International efforts to resolve the conflict which has killed 250,000 people and displaced 12 million have been lent added urgency by a wave of deadly attacks across the planet claimed by the Iraq- and Syria-primarily based Islamic State and by an escalating refugee flow which has triggered a crisis in Europe.
Major powers agreed in Vienna final month to revive diplomatic efforts to finish the war, calling for peace talks to begin by January and elections inside two years.
NO Portion FOR ASSAD
The conference agreed on Wednesday, the 1st day of the meeting, that Assad and his lieutenants must play no part in the transition to democracy, a number of delegates stated.
That marked a tougher stance than several Western countries which back Assad’s opponents. The United States, France and Britain all known as for Assad to step down shortly after protests broke out against his rule in March 2011.
Despite the fact that they all say Assad ultimately should go, they have been significantly less distinct about the timing of any departures, indicating that they could accept he keep in an interim period.
Assad’s fate was one of many questions left unresolved at the Vienna meeting final month which was attended by Russia, the United States, European and Middle Eastern countries which includes Saudi Arabia and Iran, which back opposing sides in Syria.

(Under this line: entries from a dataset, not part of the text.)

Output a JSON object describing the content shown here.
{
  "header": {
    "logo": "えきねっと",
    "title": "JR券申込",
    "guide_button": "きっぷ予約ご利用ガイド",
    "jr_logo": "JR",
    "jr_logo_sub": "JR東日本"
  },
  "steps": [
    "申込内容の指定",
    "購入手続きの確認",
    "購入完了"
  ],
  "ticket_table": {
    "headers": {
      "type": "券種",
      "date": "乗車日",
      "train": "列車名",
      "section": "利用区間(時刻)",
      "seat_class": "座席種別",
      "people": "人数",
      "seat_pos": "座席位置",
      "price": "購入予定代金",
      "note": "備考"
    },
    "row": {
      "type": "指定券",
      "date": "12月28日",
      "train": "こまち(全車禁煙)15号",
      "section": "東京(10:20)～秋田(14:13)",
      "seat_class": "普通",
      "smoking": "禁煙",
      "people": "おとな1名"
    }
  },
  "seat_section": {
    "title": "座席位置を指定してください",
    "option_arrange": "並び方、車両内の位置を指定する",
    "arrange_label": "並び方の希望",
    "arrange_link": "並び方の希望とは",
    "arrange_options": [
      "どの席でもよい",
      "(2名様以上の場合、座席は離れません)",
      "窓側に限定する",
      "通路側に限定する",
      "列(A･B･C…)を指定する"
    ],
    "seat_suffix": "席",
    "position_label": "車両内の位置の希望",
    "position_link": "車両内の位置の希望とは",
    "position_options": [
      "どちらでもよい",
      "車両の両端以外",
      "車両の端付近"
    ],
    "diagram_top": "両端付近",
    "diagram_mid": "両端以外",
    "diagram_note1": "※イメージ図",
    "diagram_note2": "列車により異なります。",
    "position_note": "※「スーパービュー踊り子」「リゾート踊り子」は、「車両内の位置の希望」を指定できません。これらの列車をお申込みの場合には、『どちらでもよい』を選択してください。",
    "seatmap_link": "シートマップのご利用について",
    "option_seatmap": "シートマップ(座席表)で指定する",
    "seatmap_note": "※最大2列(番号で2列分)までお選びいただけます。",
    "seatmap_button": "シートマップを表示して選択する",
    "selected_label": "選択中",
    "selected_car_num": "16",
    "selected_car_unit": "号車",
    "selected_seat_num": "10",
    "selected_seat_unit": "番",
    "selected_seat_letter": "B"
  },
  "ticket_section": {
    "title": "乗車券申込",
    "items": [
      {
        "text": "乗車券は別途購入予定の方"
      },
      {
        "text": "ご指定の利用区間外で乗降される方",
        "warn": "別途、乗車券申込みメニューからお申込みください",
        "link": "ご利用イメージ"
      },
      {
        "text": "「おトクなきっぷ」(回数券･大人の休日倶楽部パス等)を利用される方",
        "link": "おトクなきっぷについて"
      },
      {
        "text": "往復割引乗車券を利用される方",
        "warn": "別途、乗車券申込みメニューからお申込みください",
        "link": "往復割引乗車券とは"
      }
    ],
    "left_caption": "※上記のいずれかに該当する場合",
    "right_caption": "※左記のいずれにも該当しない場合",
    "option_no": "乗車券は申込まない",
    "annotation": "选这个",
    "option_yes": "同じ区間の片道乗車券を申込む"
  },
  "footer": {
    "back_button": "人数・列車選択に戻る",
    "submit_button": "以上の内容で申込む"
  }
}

Saudi Arabia is a primary backer of the rebels along with Turkey and Western countries. Iran and Russia help Assad. Iran has openly criticized the selection by Saudi Arabia to hold the talks, saying they had been made to harm the Vienna procedure.
Russia launched air strikes in Syria 10 weeks ago, helping the Syrian army – backed by Iranian troops, Hezbollah fighters and allied militia – to contain rebel advances.
Russia says it is bombing Islamic State militants, who control massive locations of eastern Syria and western Iraq, but Western and Arab states which have been carrying out air strikes against Islamic State for a lot more than a year say the Russia jets have mostly hit other rebel forces in the west of Syria.
Moscow’s intervention has not swung the war decisively Assad’s way and a number of Western-backed rebel groups, some of whom were represented in Riyadh, have been emboldened by the elevated flow of foreign-supplied anti-tank missiles which have helped stem parts of the army’s counter-offensive.
(Added reporting by Tom Perry in Beirut, Suleiman al-Khalidi in Amman, Sami Aboudi and Dominic Evans in Dubai, editing by Peter Millership)